BRIEF:
Give back all of the records underneath exactly, with no omissions.

RECORDS PROVIDED:
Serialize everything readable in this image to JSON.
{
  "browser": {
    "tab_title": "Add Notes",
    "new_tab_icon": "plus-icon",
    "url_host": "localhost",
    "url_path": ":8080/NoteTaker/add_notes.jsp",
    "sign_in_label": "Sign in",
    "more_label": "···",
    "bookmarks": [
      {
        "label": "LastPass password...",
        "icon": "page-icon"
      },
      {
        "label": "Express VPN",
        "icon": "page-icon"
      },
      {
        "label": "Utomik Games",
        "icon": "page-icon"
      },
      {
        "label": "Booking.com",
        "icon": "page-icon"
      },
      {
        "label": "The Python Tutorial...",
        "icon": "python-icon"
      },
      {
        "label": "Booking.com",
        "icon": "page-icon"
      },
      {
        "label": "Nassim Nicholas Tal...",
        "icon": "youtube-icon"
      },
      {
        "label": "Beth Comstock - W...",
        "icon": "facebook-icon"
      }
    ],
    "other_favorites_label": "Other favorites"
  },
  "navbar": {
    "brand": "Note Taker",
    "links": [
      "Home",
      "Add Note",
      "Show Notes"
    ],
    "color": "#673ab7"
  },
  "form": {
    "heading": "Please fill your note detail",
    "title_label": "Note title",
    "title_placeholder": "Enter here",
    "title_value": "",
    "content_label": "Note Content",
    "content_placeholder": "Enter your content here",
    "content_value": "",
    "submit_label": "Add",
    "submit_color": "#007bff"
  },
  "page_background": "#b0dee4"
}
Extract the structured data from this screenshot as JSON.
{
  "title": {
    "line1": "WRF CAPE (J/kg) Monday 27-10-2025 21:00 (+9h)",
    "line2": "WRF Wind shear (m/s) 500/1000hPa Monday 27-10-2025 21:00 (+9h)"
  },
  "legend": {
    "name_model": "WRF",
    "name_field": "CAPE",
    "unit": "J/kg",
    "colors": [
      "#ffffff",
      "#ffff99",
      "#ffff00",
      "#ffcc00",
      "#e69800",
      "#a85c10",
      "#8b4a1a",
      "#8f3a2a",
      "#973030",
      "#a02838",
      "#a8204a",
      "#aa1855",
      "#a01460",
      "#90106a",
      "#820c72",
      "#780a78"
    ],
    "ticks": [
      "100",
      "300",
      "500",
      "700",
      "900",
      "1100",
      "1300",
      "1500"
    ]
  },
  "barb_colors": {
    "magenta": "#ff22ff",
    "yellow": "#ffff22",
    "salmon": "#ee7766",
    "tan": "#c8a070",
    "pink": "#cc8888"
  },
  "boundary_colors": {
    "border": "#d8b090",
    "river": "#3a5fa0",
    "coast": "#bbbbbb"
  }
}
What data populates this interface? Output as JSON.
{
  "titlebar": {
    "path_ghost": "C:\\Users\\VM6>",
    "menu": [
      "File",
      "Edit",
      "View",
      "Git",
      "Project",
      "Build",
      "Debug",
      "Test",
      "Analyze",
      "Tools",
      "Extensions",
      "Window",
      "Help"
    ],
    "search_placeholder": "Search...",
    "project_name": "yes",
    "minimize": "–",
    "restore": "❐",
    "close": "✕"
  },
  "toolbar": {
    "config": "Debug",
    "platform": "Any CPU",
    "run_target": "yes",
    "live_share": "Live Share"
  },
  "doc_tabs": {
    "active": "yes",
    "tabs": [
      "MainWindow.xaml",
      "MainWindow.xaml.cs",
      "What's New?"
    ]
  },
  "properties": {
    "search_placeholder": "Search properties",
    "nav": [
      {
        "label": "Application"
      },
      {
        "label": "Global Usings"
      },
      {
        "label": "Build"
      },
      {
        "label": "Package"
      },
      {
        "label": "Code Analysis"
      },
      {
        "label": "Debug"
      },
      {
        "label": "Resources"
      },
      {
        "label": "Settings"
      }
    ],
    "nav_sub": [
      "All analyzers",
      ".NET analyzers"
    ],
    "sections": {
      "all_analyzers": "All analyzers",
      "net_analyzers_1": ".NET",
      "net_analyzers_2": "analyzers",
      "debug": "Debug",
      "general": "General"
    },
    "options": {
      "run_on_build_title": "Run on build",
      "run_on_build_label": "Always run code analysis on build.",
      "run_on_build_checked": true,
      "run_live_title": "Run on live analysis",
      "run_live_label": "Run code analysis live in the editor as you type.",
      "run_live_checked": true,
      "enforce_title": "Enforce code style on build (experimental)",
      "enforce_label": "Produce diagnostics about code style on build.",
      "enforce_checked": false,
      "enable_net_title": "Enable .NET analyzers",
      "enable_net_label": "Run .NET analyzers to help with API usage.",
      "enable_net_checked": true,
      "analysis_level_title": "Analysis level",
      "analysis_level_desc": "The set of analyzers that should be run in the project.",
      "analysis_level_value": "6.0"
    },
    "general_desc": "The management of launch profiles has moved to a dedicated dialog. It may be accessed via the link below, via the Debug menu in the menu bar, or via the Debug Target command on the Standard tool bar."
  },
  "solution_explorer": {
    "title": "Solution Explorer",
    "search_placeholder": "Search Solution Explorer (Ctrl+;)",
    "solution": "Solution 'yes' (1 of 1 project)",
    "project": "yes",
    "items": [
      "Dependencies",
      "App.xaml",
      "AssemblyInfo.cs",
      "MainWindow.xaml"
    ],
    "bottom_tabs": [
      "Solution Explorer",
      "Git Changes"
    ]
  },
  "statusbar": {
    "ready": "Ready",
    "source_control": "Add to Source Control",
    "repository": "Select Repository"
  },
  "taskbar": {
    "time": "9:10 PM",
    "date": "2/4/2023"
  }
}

RESULT OF THIS EXERCISE:
Serialize everything readable in this image to JSON.
{
  "browser": {
    "tab_title": "Add Notes",
    "new_tab_icon": "plus-icon",
    "url_host": "localhost",
    "url_path": ":8080/NoteTaker/add_notes.jsp",
    "sign_in_label": "Sign in",
    "more_label": "···",
    "bookmarks": [
      {
        "label": "LastPass password...",
        "icon": "page-icon"
      },
      {
        "label": "Express VPN",
        "icon": "page-icon"
      },
      {
        "label": "Utomik Games",
        "icon": "page-icon"
      },
      {
        "label": "Booking.com",
        "icon": "page-icon"
      },
      {
        "label": "The Python Tutorial...",
        "icon": "python-icon"
      },
      {
        "label": "Booking.com",
        "icon": "page-icon"
      },
      {
        "label": "Nassim Nicholas Tal...",
        "icon": "youtube-icon"
      },
      {
        "label": "Beth Comstock - W...",
        "icon": "facebook-icon"
      }
    ],
    "other_favorites_label": "Other favorites"
  },
  "navbar": {
    "brand": "Note Taker",
    "links": [
      "Home",
      "Add Note",
      "Show Notes"
    ],
    "color": "#673ab7"
  },
  "form": {
    "heading": "Please fill your note detail",
    "title_label": "Note title",
    "title_placeholder": "Enter here",
    "title_value": "",
    "content_label": "Note Content",
    "content_placeholder": "Enter your content here",
    "content_value": "",
    "submit_label": "Add",
    "submit_color": "#007bff"
  },
  "page_background": "#b0dee4"
}
Extract the structured data from this screenshot as JSON.
{
  "title": {
    "line1": "WRF CAPE (J/kg) Monday 27-10-2025 21:00 (+9h)",
    "line2": "WRF Wind shear (m/s) 500/1000hPa Monday 27-10-2025 21:00 (+9h)"
  },
  "legend": {
    "name_model": "WRF",
    "name_field": "CAPE",
    "unit": "J/kg",
    "colors": [
      "#ffffff",
      "#ffff99",
      "#ffff00",
      "#ffcc00",
      "#e69800",
      "#a85c10",
      "#8b4a1a",
      "#8f3a2a",
      "#973030",
      "#a02838",
      "#a8204a",
      "#aa1855",
      "#a01460",
      "#90106a",
      "#820c72",
      "#780a78"
    ],
    "ticks": [
      "100",
      "300",
      "500",
      "700",
      "900",
      "1100",
      "1300",
      "1500"
    ]
  },
  "barb_colors": {
    "magenta": "#ff22ff",
    "yellow": "#ffff22",
    "salmon": "#ee7766",
    "tan": "#c8a070",
    "pink": "#cc8888"
  },
  "boundary_colors": {
    "border": "#d8b090",
    "river": "#3a5fa0",
    "coast": "#bbbbbb"
  }
}
What data populates this interface? Output as JSON.
{
  "titlebar": {
    "path_ghost": "C:\\Users\\VM6>",
    "menu": [
      "File",
      "Edit",
      "View",
      "Git",
      "Project",
      "Build",
      "Debug",
      "Test",
      "Analyze",
      "Tools",
      "Extensions",
      "Window",
      "Help"
    ],
    "search_placeholder": "Search...",
    "project_name": "yes",
    "minimize": "–",
    "restore": "❐",
    "close": "✕"
  },
  "toolbar": {
    "config": "Debug",
    "platform": "Any CPU",
    "run_target": "yes",
    "live_share": "Live Share"
  },
  "doc_tabs": {
    "active": "yes",
    "tabs": [
      "MainWindow.xaml",
      "MainWindow.xaml.cs",
      "What's New?"
    ]
  },
  "properties": {
    "search_placeholder": "Search properties",
    "nav": [
      {
        "label": "Application"
      },
      {
        "label": "Global Usings"
      },
      {
        "label": "Build"
      },
      {
        "label": "Package"
      },
      {
        "label": "Code Analysis"
      },
      {
        "label": "Debug"
      },
      {
        "label": "Resources"
      },
      {
        "label": "Settings"
      }
    ],
    "nav_sub": [
      "All analyzers",
      ".NET analyzers"
    ],
    "sections": {
      "all_analyzers": "All analyzers",
      "net_analyzers_1": ".NET",
      "net_analyzers_2": "analyzers",
      "debug": "Debug",
      "general": "General"
    },
    "options": {
      "run_on_build_title": "Run on build",
      "run_on_build_label": "Always run code analysis on build.",
      "run_on_build_checked": true,
      "run_live_title": "Run on live analysis",
      "run_live_label": "Run code analysis live in the editor as you type.",
      "run_live_checked": true,
      "enforce_title": "Enforce code style on build (experimental)",
      "enforce_label": "Produce diagnostics about code style on build.",
      "enforce_checked": false,
      "enable_net_title": "Enable .NET analyzers",
      "enable_net_label": "Run .NET analyzers to help with API usage.",
      "enable_net_checked": true,
      "analysis_level_title": "Analysis level",
      "analysis_level_desc": "The set of analyzers that should be run in the project.",
      "analysis_level_value": "6.0"
    },
    "general_desc": "The management of launch profiles has moved to a dedicated dialog. It may be accessed via the link below, via the Debug menu in the menu bar, or via the Debug Target command on the Standard tool bar."
  },
  "solution_explorer": {
    "title": "Solution Explorer",
    "search_placeholder": "Search Solution Explorer (Ctrl+;)",
    "solution": "Solution 'yes' (1 of 1 project)",
    "project": "yes",
    "items": [
      "Dependencies",
      "App.xaml",
      "AssemblyInfo.cs",
      "MainWindow.xaml"
    ],
    "bottom_tabs": [
      "Solution Explorer",
      "Git Changes"
    ]
  },
  "statusbar": {
    "ready": "Ready",
    "source_control": "Add to Source Control",
    "repository": "Select Repository"
  },
  "taskbar": {
    "time": "9:10 PM",
    "date": "2/4/2023"
  }
}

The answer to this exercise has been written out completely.